June is the month for raising the awareness of Alzheimer’s disease. We hear a lot about dementia in the news and many of us have an elderly family member who has dementia. What is this condition? Who is affected by it? What are the signs? What causes it? First, dementia is a general term that refers to a person’s loss of memory, language, problem-solving skills, and other mental abilities that is severe enough to interfere with daily life. It has many causes and there’s still a lot we do not know. While more common in older individuals, it can affect younger people. Some red flags for dementia include:
- Getting lost in a familiar neighborhood
- Using unusual words when talking about familiar objects
- Forgetting old memories or the names of a close family member or old friend
- Not being able to finish things on your own
What puts us at risk for dementia? Some risk factors include:
- Age – people aged 65 years and older are at greatest risk
- Family history – those who have a parent or siblings with dementia are at greater risk
- Race/ethnicity – older Hispanics and African Americans are 1½ to 2 times more likely to have dementia than whites
- Health conditions – high blood pressure, high cholesterol, and brain injuries increase the risk for developing dementia
There are many forms of dementia. The two most common are:
- Alzheimer’s – 60 to 80% of dementia cases. Its hallmark symptom is trouble remembering events that happened recently.
- Vascular dementia – second most common, 10% of cases. Diabetes, high blood pressure, and high cholesterol are a few of the risk factors.
At this time, there are no cures for the common types of dementia. The current and best treatments we have use therapies, thinking strategies, changes to one’s environment, and/or medications to help manage symptoms. The medications on the market right now help to manage symptoms such as anxiety or behavioral changes. A new medication by Biogen, called Aduhelm, treats the cause of Alzheimer’s dementia in those who are not in advance stages of the disease. It slows the progression of the disease. There are many studies going on to help better understand and treat dementia.

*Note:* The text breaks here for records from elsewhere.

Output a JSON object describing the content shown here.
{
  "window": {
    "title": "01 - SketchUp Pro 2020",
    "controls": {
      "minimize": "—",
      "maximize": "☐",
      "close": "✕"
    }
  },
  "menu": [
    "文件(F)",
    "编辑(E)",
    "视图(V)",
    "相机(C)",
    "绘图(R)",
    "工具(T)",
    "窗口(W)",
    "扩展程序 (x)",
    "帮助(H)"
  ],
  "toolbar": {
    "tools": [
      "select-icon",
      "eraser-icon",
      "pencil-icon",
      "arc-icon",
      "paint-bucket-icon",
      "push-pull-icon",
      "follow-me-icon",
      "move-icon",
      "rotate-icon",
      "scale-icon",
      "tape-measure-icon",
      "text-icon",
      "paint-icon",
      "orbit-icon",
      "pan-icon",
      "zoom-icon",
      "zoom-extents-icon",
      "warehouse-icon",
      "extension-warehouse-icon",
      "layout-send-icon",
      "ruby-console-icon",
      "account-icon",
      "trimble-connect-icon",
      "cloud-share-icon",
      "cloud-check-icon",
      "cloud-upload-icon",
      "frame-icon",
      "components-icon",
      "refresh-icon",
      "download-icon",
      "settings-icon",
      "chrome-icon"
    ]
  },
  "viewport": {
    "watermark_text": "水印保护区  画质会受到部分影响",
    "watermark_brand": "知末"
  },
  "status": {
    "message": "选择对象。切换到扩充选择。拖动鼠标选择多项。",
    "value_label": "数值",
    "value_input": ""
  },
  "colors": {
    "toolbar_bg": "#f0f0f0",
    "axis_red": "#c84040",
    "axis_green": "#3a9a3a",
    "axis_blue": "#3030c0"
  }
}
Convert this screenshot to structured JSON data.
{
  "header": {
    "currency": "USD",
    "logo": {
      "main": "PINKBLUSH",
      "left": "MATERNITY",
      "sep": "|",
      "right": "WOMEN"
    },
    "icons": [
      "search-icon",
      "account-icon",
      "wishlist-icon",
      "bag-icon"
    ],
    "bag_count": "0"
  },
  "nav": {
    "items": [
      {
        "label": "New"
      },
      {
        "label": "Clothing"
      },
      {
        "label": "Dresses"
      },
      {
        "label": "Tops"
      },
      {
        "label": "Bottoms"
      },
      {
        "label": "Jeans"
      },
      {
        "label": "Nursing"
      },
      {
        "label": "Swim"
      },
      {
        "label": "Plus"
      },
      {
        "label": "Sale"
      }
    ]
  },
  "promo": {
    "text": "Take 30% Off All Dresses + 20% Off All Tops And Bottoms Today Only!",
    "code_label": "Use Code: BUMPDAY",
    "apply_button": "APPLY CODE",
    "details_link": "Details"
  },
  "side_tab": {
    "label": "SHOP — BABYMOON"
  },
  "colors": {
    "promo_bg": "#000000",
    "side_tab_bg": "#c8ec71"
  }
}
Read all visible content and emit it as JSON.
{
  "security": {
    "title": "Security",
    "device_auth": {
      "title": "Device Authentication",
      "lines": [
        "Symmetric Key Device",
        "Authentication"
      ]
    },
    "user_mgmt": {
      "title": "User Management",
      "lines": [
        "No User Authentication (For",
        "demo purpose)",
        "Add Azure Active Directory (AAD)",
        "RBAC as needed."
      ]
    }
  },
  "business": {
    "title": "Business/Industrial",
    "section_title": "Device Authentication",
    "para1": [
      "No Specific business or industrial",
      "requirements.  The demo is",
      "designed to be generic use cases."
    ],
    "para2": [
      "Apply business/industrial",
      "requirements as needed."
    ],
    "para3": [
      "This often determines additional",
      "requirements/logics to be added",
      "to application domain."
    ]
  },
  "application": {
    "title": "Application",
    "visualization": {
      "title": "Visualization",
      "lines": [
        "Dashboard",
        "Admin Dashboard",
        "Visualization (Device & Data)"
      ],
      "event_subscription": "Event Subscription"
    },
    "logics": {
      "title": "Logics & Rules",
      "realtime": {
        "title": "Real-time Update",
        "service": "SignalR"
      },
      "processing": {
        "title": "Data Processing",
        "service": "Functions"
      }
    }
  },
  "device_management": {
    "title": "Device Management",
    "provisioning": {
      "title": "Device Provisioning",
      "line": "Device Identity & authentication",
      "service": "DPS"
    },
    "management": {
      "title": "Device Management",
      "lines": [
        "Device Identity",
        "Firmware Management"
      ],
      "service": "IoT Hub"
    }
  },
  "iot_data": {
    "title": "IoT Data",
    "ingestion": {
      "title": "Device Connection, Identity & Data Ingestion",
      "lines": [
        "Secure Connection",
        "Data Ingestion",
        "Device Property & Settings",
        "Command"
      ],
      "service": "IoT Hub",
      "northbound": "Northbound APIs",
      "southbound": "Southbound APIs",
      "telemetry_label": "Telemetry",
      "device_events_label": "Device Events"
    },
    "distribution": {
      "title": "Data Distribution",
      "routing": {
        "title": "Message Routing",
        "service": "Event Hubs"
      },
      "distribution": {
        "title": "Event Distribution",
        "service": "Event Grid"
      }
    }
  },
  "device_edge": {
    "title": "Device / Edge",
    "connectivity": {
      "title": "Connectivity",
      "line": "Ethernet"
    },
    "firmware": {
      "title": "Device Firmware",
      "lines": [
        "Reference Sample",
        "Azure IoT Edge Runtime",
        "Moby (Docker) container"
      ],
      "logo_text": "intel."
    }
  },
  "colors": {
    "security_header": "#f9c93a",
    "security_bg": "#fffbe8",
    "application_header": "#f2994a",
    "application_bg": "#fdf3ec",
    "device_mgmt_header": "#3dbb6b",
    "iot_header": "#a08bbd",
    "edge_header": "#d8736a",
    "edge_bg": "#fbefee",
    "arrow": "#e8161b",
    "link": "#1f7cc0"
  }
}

We can do our best to protect ourselves against developing dementia by keeping a lifestyle that includes a healthy diet, regular exercise, and staying socially engaged with family and friends. These can help decrease the risk of chronic diseases that can lead to dementia. If you want more information, a good resource is the Alzheimer’s Association.